EXCERPTED DATA:
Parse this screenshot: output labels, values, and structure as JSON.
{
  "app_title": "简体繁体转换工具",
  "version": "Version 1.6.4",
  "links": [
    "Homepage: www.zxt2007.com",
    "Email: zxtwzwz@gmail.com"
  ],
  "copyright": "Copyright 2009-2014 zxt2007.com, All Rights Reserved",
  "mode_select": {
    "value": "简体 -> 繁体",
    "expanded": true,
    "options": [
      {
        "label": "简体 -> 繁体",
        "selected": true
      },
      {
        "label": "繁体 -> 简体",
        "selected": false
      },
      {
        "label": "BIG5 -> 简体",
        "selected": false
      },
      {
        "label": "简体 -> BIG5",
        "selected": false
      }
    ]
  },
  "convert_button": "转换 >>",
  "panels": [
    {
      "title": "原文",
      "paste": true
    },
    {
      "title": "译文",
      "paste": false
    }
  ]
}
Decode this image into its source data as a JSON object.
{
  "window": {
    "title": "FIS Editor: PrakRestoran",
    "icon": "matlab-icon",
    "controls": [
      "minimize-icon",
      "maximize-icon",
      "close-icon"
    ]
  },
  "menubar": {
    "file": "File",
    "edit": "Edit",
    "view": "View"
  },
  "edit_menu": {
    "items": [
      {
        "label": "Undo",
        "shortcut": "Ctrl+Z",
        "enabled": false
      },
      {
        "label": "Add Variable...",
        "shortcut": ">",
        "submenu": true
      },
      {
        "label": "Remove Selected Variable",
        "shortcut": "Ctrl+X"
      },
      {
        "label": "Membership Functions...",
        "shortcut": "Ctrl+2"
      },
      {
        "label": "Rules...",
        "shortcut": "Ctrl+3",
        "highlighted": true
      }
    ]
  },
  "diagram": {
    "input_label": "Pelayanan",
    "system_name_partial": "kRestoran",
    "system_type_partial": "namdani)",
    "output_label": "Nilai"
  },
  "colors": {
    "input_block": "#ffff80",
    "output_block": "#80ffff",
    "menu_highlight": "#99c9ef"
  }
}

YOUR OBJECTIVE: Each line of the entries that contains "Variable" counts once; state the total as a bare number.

ANSWER TO THIS EXERCISE: 2